A Portal to Afghanistan: Communities Connected through Art Installation
A painted shipping container sat conspicuously on N Street NW, a couple of blocks away from Georgetown’s front gates.
Created by artist Amar C. Bakshi and his collective, Shared Studios, the golden box served as a location for one-on-one conversations between individuals on different sides of the globe.
Since December 2014, Bakshi’s "portals" have connected more than 1,000 people in Tehran, New York, and New Haven.
In April 2015, the portal came to Washington, D.C. to connect the Georgetown community with artists, students, and citizens in Herat, Afghanistan.
Stepping into the portal, Shannon Galvin (SFS’15) found herself face-to-face with Zobair Mirjani, a first-year medical student at Hariwa University in Herat.
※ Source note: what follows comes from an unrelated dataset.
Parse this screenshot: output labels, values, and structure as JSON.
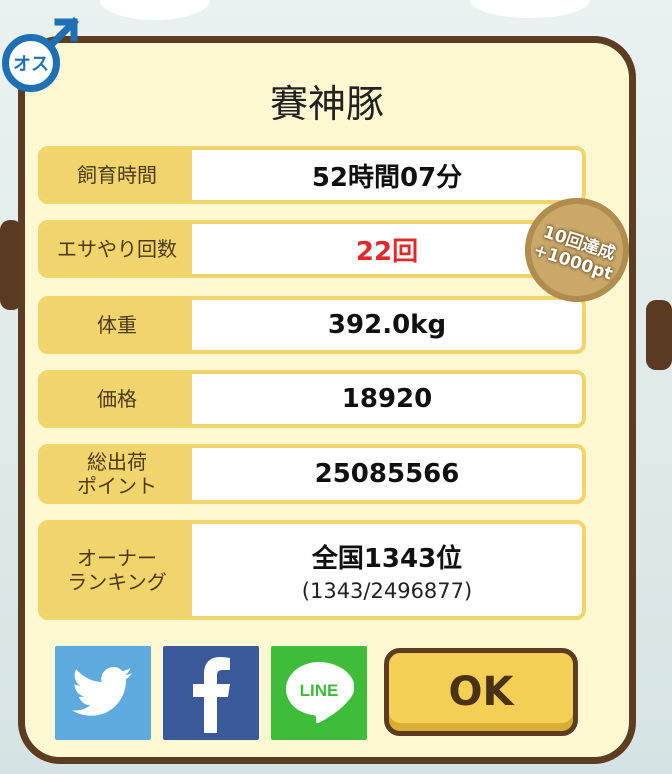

The portal’s immersive audio and video technology made it appear as if the two were standing in the same room.
For the next 15 minutes, Galvin and Mirjani talked about their interests, life at their respective universities, and Afghani perceptions of the United States.
“There should be more opportunities to have a conversation, face-to-face, with someone else on the other side of the globe,” Galvin said. “We would all understand each other a lot better.”
From April 7 to 22, over 130 such conversations took place through the D.C.-Herat portal.
Georgetown University’s Laboratory for Global Performance and Politics played a central role in bringing a portal to the Georgetown neighborhood.
Housed in the Davis Performing Arts Center, the Lab aims to raise voices rarely heard in Washington, D.C.
“In the wake of the recent visit of President Ashraf Ghani, this portal provides a unique opportunity to speak directly with Afghan people to find out how they feel about their personal and national futures,” said Ambassador Cynthia Schneider, co-director of the Lab.
The portal was presented as part of the world premiere of Generation (Wh)Y: Global Voices on Stage on April 17 and 18.
In collaboration with the Berkley Center for Religion, Peace, and World Affairs, Bridges of Understanding, and the Department of Arabic and Islamic Studies, the immersive theatrical production was the result of a year-long dialogue between Georgetown students and youth from Egypt, Syria, Afghanistan, Sudan, Pakistan, Saudi Arabia, Palestine, Qatar, and Iraq, among other countries.
“The portals project is such a beautiful fit with our Generation (Wh)Y project,” says Lab Co-Director Professor Derek Goldman.
“It privileges the power of one-to-one personal communication that is at the heart of this initiative, the potential for us to find real meaning and connection, to develop shared understandings and relationships, and to have our perceptions transformed through humanizing encounters with those around the world,” he added.
In June, a new portal will connect Woodrow Wilson Plaza in Washington, D.C., with downtown Havana, Cuba. Future plans for portals include Nashville, Beirut, Monrovia, Detroit, Durban, and Karachi.